What needs to be done:
Return each entry word for word and skip its pictures.

[Page and application data records]
= = = =

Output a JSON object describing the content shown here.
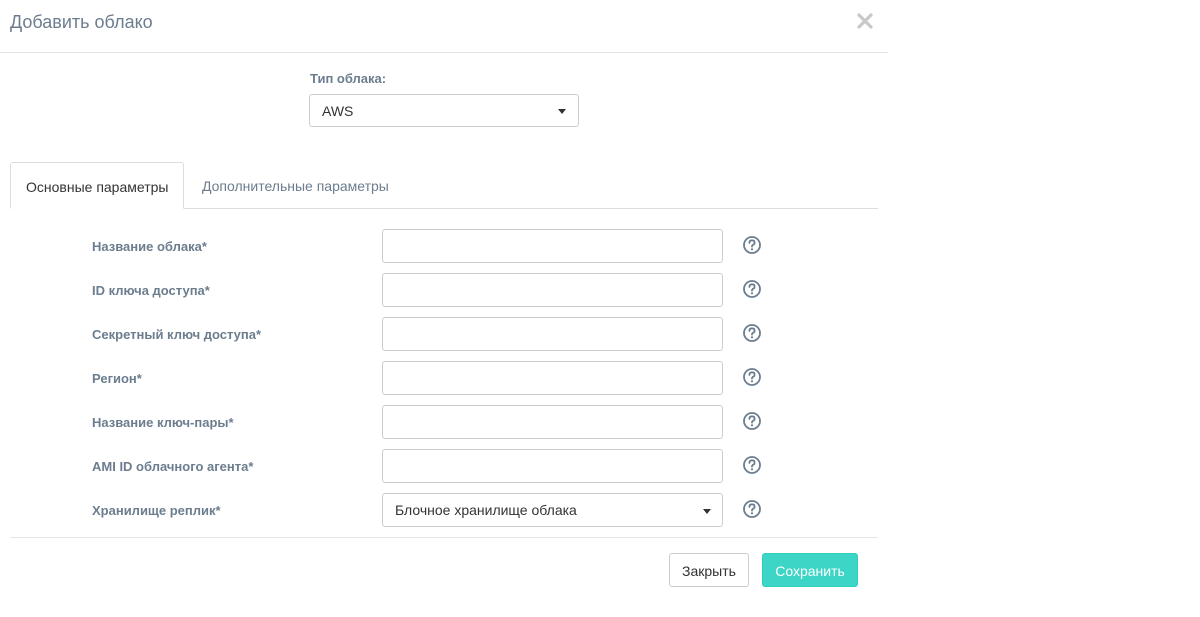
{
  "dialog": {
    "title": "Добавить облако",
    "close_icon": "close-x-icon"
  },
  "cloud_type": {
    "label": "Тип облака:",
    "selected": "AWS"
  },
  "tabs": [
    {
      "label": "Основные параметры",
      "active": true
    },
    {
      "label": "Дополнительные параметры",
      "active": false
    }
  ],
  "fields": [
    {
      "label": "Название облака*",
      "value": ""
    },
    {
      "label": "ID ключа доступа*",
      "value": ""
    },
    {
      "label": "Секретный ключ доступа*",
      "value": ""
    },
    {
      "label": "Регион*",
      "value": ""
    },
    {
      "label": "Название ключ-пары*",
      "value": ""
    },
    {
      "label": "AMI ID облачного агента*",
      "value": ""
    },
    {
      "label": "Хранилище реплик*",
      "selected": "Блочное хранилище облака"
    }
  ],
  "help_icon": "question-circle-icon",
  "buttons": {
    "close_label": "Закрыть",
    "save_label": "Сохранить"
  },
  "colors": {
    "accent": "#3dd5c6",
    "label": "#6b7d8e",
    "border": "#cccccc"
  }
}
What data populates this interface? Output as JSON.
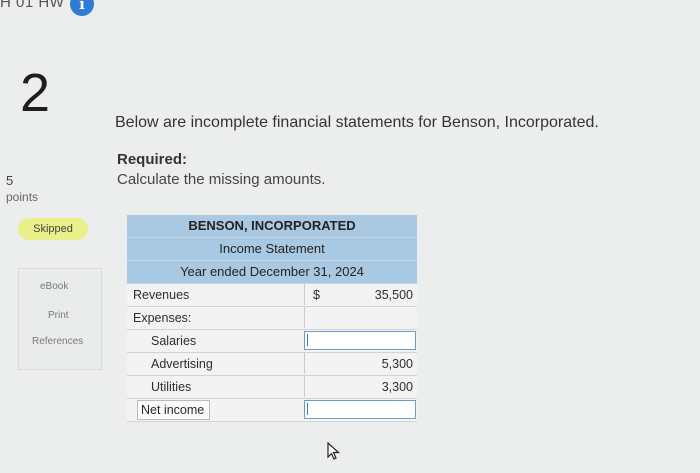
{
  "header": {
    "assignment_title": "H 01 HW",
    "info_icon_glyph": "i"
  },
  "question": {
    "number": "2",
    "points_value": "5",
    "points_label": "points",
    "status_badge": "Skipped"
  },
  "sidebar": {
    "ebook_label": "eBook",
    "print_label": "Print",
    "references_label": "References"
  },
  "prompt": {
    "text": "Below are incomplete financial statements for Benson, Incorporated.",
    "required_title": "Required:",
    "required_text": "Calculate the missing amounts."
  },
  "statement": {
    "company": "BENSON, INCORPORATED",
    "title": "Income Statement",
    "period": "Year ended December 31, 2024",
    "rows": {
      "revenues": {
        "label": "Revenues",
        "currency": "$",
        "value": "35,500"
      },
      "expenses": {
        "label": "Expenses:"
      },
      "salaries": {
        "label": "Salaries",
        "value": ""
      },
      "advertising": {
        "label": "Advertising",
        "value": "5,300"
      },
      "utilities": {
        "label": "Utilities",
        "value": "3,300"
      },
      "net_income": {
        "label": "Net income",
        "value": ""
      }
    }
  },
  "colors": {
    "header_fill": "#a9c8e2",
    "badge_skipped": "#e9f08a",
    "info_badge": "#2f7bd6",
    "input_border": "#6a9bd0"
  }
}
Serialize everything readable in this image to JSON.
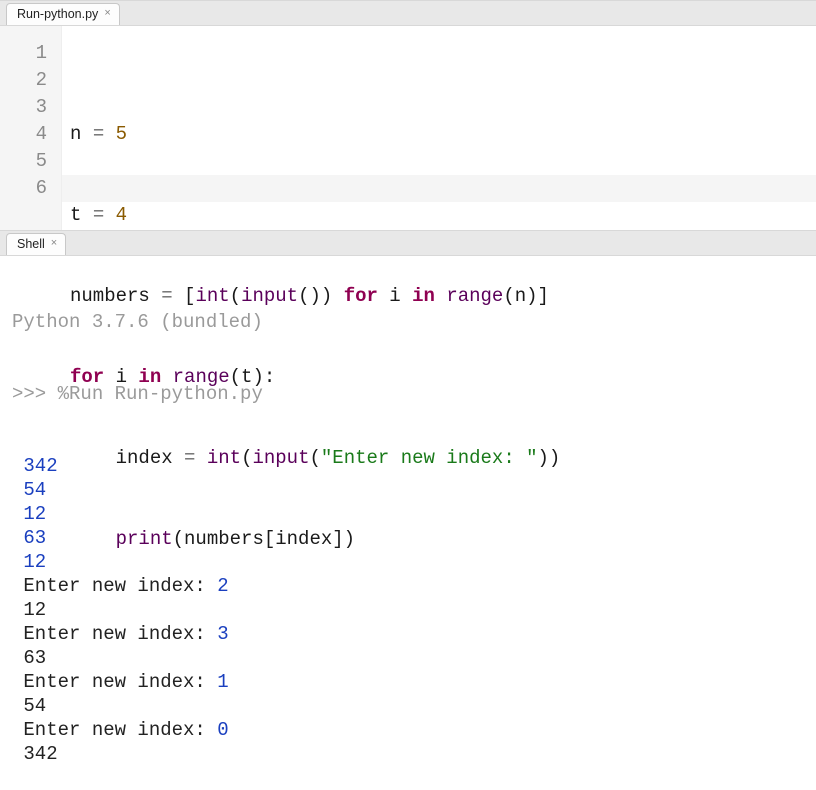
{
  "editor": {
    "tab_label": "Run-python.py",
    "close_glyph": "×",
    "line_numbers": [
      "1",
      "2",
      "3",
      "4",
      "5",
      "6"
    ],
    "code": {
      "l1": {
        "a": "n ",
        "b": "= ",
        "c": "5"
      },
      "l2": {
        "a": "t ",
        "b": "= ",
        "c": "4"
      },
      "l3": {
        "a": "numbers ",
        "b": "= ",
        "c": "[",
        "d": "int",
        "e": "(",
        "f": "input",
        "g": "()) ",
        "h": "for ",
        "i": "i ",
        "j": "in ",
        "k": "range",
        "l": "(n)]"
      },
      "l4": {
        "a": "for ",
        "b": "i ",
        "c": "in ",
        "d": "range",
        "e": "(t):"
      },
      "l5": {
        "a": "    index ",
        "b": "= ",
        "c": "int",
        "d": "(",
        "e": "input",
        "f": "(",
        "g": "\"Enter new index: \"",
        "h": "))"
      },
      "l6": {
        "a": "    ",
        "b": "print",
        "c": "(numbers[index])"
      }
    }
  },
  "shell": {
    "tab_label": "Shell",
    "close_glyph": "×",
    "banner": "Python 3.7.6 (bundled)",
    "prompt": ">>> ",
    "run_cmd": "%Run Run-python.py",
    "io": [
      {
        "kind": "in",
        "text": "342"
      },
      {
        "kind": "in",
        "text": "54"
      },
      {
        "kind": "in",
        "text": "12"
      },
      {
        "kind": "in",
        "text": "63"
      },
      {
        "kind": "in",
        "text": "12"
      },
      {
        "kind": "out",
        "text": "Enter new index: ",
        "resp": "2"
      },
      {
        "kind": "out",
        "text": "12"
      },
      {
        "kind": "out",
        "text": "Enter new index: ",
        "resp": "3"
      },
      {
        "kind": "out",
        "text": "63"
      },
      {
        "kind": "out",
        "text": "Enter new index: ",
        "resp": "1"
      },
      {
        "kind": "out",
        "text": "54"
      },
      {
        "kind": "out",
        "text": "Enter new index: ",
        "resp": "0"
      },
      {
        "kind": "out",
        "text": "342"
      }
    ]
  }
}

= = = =

Written reply:
Output a JSON object describing the content shown here.
{
  "dialog": {
    "title": "Добавить облако",
    "close_icon": "close-x-icon"
  },
  "cloud_type": {
    "label": "Тип облака:",
    "selected": "AWS"
  },
  "tabs": [
    {
      "label": "Основные параметры",
      "active": true
    },
    {
      "label": "Дополнительные параметры",
      "active": false
    }
  ],
  "fields": [
    {
      "label": "Название облака*",
      "value": ""
    },
    {
      "label": "ID ключа доступа*",
      "value": ""
    },
    {
      "label": "Секретный ключ доступа*",
      "value": ""
    },
    {
      "label": "Регион*",
      "value": ""
    },
    {
      "label": "Название ключ-пары*",
      "value": ""
    },
    {
      "label": "AMI ID облачного агента*",
      "value": ""
    },
    {
      "label": "Хранилище реплик*",
      "selected": "Блочное хранилище облака"
    }
  ],
  "help_icon": "question-circle-icon",
  "buttons": {
    "close_label": "Закрыть",
    "save_label": "Сохранить"
  },
  "colors": {
    "accent": "#3dd5c6",
    "label": "#6b7d8e",
    "border": "#cccccc"
  }
}
What data populates this interface? Output as JSON.
{
  "header": {
    "assignment_title": "H 01 HW",
    "info_icon_glyph": "i"
  },
  "question": {
    "number": "2",
    "points_value": "5",
    "points_label": "points",
    "status_badge": "Skipped"
  },
  "sidebar": {
    "ebook_label": "eBook",
    "print_label": "Print",
    "references_label": "References"
  },
  "prompt": {
    "text": "Below are incomplete financial statements for Benson, Incorporated.",
    "required_title": "Required:",
    "required_text": "Calculate the missing amounts."
  },
  "statement": {
    "company": "BENSON, INCORPORATED",
    "title": "Income Statement",
    "period": "Year ended December 31, 2024",
    "rows": {
      "revenues": {
        "label": "Revenues",
        "currency": "$",
        "value": "35,500"
      },
      "expenses": {
        "label": "Expenses:"
      },
      "salaries": {
        "label": "Salaries",
        "value": ""
      },
      "advertising": {
        "label": "Advertising",
        "value": "5,300"
      },
      "utilities": {
        "label": "Utilities",
        "value": "3,300"
      },
      "net_income": {
        "label": "Net income",
        "value": ""
      }
    }
  },
  "colors": {
    "header_fill": "#a9c8e2",
    "badge_skipped": "#e9f08a",
    "info_badge": "#2f7bd6",
    "input_border": "#6a9bd0"
  }
}
Serialize everything readable in this image to JSON.
{
  "editor": {
    "tab_label": "Run-python.py",
    "close_glyph": "×",
    "line_numbers": [
      "1",
      "2",
      "3",
      "4",
      "5",
      "6"
    ],
    "code": {
      "l1": {
        "a": "n ",
        "b": "= ",
        "c": "5"
      },
      "l2": {
        "a": "t ",
        "b": "= ",
        "c": "4"
      },
      "l3": {
        "a": "numbers ",
        "b": "= ",
        "c": "[",
        "d": "int",
        "e": "(",
        "f": "input",
        "g": "()) ",
        "h": "for ",
        "i": "i ",
        "j": "in ",
        "k": "range",
        "l": "(n)]"
      },
      "l4": {
        "a": "for ",
        "b": "i ",
        "c": "in ",
        "d": "range",
        "e": "(t):"
      },
      "l5": {
        "a": "    index ",
        "b": "= ",
        "c": "int",
        "d": "(",
        "e": "input",
        "f": "(",
        "g": "\"Enter new index: \"",
        "h": "))"
      },
      "l6": {
        "a": "    ",
        "b": "print",
        "c": "(numbers[index])"
      }
    }
  },
  "shell": {
    "tab_label": "Shell",
    "close_glyph": "×",
    "banner": "Python 3.7.6 (bundled)",
    "prompt": ">>> ",
    "run_cmd": "%Run Run-python.py",
    "io": [
      {
        "kind": "in",
        "text": "342"
      },
      {
        "kind": "in",
        "text": "54"
      },
      {
        "kind": "in",
        "text": "12"
      },
      {
        "kind": "in",
        "text": "63"
      },
      {
        "kind": "in",
        "text": "12"
      },
      {
        "kind": "out",
        "text": "Enter new index: ",
        "resp": "2"
      },
      {
        "kind": "out",
        "text": "12"
      },
      {
        "kind": "out",
        "text": "Enter new index: ",
        "resp": "3"
      },
      {
        "kind": "out",
        "text": "63"
      },
      {
        "kind": "out",
        "text": "Enter new index: ",
        "resp": "1"
      },
      {
        "kind": "out",
        "text": "54"
      },
      {
        "kind": "out",
        "text": "Enter new index: ",
        "resp": "0"
      },
      {
        "kind": "out",
        "text": "342"
      }
    ]
  }
}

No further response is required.